Return the data that follows exactly. Include every line.
Material for the task Start Marker
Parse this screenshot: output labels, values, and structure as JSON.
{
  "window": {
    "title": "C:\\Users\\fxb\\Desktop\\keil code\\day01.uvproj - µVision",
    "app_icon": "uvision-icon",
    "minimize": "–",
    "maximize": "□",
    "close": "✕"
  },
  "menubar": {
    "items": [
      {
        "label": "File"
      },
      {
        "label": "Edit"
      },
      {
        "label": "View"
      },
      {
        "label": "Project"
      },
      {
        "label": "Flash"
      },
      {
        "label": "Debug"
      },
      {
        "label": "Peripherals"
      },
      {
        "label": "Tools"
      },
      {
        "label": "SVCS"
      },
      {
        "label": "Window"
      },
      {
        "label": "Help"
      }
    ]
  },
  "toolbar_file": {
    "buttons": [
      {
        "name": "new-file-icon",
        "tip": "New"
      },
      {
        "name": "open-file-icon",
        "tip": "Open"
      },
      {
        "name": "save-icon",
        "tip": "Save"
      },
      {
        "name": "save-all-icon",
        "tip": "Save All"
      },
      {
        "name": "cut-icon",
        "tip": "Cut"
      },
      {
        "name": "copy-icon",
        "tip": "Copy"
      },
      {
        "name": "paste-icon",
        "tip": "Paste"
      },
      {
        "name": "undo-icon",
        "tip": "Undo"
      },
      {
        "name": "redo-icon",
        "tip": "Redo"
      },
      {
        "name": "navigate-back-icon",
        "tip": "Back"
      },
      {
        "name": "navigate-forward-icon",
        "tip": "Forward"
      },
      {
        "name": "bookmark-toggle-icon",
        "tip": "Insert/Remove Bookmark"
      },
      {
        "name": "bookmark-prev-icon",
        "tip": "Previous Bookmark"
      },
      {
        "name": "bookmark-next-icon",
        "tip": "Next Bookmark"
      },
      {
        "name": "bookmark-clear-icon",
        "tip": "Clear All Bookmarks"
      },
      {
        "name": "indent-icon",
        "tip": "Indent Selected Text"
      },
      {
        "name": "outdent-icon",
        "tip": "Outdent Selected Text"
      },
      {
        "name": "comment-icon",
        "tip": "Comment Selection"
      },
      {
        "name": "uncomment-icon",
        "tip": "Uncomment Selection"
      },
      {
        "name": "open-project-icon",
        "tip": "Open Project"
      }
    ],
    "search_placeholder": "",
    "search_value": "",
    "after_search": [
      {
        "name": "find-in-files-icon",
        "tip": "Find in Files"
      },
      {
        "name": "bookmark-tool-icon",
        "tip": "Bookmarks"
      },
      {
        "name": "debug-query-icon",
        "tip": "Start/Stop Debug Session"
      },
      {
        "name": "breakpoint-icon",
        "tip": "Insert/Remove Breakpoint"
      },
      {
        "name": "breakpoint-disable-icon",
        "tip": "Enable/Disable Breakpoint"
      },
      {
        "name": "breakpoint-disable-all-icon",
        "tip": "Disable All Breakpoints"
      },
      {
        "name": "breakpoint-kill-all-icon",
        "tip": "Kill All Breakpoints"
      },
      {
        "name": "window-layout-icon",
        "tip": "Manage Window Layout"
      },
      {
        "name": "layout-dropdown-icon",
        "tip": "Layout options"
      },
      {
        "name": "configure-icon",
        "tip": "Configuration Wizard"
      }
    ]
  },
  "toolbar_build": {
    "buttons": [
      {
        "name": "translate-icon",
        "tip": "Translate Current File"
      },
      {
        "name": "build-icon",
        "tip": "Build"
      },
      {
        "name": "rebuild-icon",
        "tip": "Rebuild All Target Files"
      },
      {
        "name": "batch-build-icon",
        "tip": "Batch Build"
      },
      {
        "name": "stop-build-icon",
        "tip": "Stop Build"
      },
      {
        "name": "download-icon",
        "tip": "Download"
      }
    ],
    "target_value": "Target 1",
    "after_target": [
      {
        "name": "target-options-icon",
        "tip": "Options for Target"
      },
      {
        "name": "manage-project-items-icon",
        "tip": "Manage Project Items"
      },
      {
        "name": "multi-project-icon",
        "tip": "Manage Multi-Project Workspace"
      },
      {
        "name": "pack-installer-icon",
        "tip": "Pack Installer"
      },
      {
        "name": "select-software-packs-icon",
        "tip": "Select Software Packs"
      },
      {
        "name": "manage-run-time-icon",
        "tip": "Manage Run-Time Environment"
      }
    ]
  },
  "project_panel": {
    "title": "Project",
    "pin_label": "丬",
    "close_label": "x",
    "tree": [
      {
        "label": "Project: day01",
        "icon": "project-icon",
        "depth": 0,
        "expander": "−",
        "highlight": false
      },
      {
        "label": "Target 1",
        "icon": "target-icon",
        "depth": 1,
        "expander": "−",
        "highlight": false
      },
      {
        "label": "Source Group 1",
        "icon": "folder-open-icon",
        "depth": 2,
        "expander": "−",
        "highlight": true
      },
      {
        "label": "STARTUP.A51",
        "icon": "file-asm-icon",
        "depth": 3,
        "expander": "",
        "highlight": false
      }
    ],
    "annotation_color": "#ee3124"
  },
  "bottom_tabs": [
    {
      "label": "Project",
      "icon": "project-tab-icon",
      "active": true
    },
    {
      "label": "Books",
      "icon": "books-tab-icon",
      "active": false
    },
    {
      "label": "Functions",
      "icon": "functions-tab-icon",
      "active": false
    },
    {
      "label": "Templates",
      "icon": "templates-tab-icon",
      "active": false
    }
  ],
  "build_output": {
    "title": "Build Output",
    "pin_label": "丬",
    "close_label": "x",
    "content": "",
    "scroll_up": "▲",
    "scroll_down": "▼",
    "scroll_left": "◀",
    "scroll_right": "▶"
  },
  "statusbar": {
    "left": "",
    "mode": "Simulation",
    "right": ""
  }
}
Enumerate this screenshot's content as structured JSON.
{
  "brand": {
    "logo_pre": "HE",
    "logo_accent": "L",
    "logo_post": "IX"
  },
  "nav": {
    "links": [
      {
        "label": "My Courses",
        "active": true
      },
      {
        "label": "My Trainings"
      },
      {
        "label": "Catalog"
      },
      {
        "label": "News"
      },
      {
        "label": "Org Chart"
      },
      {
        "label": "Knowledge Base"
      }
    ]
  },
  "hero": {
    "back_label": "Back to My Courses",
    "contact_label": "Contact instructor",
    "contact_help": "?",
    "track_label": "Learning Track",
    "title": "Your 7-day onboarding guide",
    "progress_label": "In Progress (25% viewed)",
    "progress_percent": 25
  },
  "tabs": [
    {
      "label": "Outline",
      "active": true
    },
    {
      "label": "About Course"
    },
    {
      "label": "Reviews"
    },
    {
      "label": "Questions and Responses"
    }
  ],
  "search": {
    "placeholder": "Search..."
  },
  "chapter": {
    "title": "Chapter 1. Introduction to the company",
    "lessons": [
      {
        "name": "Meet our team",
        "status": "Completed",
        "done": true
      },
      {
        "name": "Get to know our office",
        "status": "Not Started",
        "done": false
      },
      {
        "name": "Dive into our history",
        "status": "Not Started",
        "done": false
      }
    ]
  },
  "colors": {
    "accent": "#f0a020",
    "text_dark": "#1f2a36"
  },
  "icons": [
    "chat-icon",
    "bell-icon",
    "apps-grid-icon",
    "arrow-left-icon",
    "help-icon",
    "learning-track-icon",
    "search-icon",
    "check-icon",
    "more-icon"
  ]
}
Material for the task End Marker
## Written response
Parse this screenshot: output labels, values, and structure as JSON.
{
  "window": {
    "title": "C:\\Users\\fxb\\Desktop\\keil code\\day01.uvproj - µVision",
    "app_icon": "uvision-icon",
    "minimize": "–",
    "maximize": "□",
    "close": "✕"
  },
  "menubar": {
    "items": [
      {
        "label": "File"
      },
      {
        "label": "Edit"
      },
      {
        "label": "View"
      },
      {
        "label": "Project"
      },
      {
        "label": "Flash"
      },
      {
        "label": "Debug"
      },
      {
        "label": "Peripherals"
      },
      {
        "label": "Tools"
      },
      {
        "label": "SVCS"
      },
      {
        "label": "Window"
      },
      {
        "label": "Help"
      }
    ]
  },
  "toolbar_file": {
    "buttons": [
      {
        "name": "new-file-icon",
        "tip": "New"
      },
      {
        "name": "open-file-icon",
        "tip": "Open"
      },
      {
        "name": "save-icon",
        "tip": "Save"
      },
      {
        "name": "save-all-icon",
        "tip": "Save All"
      },
      {
        "name": "cut-icon",
        "tip": "Cut"
      },
      {
        "name": "copy-icon",
        "tip": "Copy"
      },
      {
        "name": "paste-icon",
        "tip": "Paste"
      },
      {
        "name": "undo-icon",
        "tip": "Undo"
      },
      {
        "name": "redo-icon",
        "tip": "Redo"
      },
      {
        "name": "navigate-back-icon",
        "tip": "Back"
      },
      {
        "name": "navigate-forward-icon",
        "tip": "Forward"
      },
      {
        "name": "bookmark-toggle-icon",
        "tip": "Insert/Remove Bookmark"
      },
      {
        "name": "bookmark-prev-icon",
        "tip": "Previous Bookmark"
      },
      {
        "name": "bookmark-next-icon",
        "tip": "Next Bookmark"
      },
      {
        "name": "bookmark-clear-icon",
        "tip": "Clear All Bookmarks"
      },
      {
        "name": "indent-icon",
        "tip": "Indent Selected Text"
      },
      {
        "name": "outdent-icon",
        "tip": "Outdent Selected Text"
      },
      {
        "name": "comment-icon",
        "tip": "Comment Selection"
      },
      {
        "name": "uncomment-icon",
        "tip": "Uncomment Selection"
      },
      {
        "name": "open-project-icon",
        "tip": "Open Project"
      }
    ],
    "search_placeholder": "",
    "search_value": "",
    "after_search": [
      {
        "name": "find-in-files-icon",
        "tip": "Find in Files"
      },
      {
        "name": "bookmark-tool-icon",
        "tip": "Bookmarks"
      },
      {
        "name": "debug-query-icon",
        "tip": "Start/Stop Debug Session"
      },
      {
        "name": "breakpoint-icon",
        "tip": "Insert/Remove Breakpoint"
      },
      {
        "name": "breakpoint-disable-icon",
        "tip": "Enable/Disable Breakpoint"
      },
      {
        "name": "breakpoint-disable-all-icon",
        "tip": "Disable All Breakpoints"
      },
      {
        "name": "breakpoint-kill-all-icon",
        "tip": "Kill All Breakpoints"
      },
      {
        "name": "window-layout-icon",
        "tip": "Manage Window Layout"
      },
      {
        "name": "layout-dropdown-icon",
        "tip": "Layout options"
      },
      {
        "name": "configure-icon",
        "tip": "Configuration Wizard"
      }
    ]
  },
  "toolbar_build": {
    "buttons": [
      {
        "name": "translate-icon",
        "tip": "Translate Current File"
      },
      {
        "name": "build-icon",
        "tip": "Build"
      },
      {
        "name": "rebuild-icon",
        "tip": "Rebuild All Target Files"
      },
      {
        "name": "batch-build-icon",
        "tip": "Batch Build"
      },
      {
        "name": "stop-build-icon",
        "tip": "Stop Build"
      },
      {
        "name": "download-icon",
        "tip": "Download"
      }
    ],
    "target_value": "Target 1",
    "after_target": [
      {
        "name": "target-options-icon",
        "tip": "Options for Target"
      },
      {
        "name": "manage-project-items-icon",
        "tip": "Manage Project Items"
      },
      {
        "name": "multi-project-icon",
        "tip": "Manage Multi-Project Workspace"
      },
      {
        "name": "pack-installer-icon",
        "tip": "Pack Installer"
      },
      {
        "name": "select-software-packs-icon",
        "tip": "Select Software Packs"
      },
      {
        "name": "manage-run-time-icon",
        "tip": "Manage Run-Time Environment"
      }
    ]
  },
  "project_panel": {
    "title": "Project",
    "pin_label": "丬",
    "close_label": "x",
    "tree": [
      {
        "label": "Project: day01",
        "icon": "project-icon",
        "depth": 0,
        "expander": "−",
        "highlight": false
      },
      {
        "label": "Target 1",
        "icon": "target-icon",
        "depth": 1,
        "expander": "−",
        "highlight": false
      },
      {
        "label": "Source Group 1",
        "icon": "folder-open-icon",
        "depth": 2,
        "expander": "−",
        "highlight": true
      },
      {
        "label": "STARTUP.A51",
        "icon": "file-asm-icon",
        "depth": 3,
        "expander": "",
        "highlight": false
      }
    ],
    "annotation_color": "#ee3124"
  },
  "bottom_tabs": [
    {
      "label": "Project",
      "icon": "project-tab-icon",
      "active": true
    },
    {
      "label": "Books",
      "icon": "books-tab-icon",
      "active": false
    },
    {
      "label": "Functions",
      "icon": "functions-tab-icon",
      "active": false
    },
    {
      "label": "Templates",
      "icon": "templates-tab-icon",
      "active": false
    }
  ],
  "build_output": {
    "title": "Build Output",
    "pin_label": "丬",
    "close_label": "x",
    "content": "",
    "scroll_up": "▲",
    "scroll_down": "▼",
    "scroll_left": "◀",
    "scroll_right": "▶"
  },
  "statusbar": {
    "left": "",
    "mode": "Simulation",
    "right": ""
  }
}
Enumerate this screenshot's content as structured JSON.
{
  "brand": {
    "logo_pre": "HE",
    "logo_accent": "L",
    "logo_post": "IX"
  },
  "nav": {
    "links": [
      {
        "label": "My Courses",
        "active": true
      },
      {
        "label": "My Trainings"
      },
      {
        "label": "Catalog"
      },
      {
        "label": "News"
      },
      {
        "label": "Org Chart"
      },
      {
        "label": "Knowledge Base"
      }
    ]
  },
  "hero": {
    "back_label": "Back to My Courses",
    "contact_label": "Contact instructor",
    "contact_help": "?",
    "track_label": "Learning Track",
    "title": "Your 7-day onboarding guide",
    "progress_label": "In Progress (25% viewed)",
    "progress_percent": 25
  },
  "tabs": [
    {
      "label": "Outline",
      "active": true
    },
    {
      "label": "About Course"
    },
    {
      "label": "Reviews"
    },
    {
      "label": "Questions and Responses"
    }
  ],
  "search": {
    "placeholder": "Search..."
  },
  "chapter": {
    "title": "Chapter 1. Introduction to the company",
    "lessons": [
      {
        "name": "Meet our team",
        "status": "Completed",
        "done": true
      },
      {
        "name": "Get to know our office",
        "status": "Not Started",
        "done": false
      },
      {
        "name": "Dive into our history",
        "status": "Not Started",
        "done": false
      }
    ]
  },
  "colors": {
    "accent": "#f0a020",
    "text_dark": "#1f2a36"
  },
  "icons": [
    "chat-icon",
    "bell-icon",
    "apps-grid-icon",
    "arrow-left-icon",
    "help-icon",
    "learning-track-icon",
    "search-icon",
    "check-icon",
    "more-icon"
  ]
}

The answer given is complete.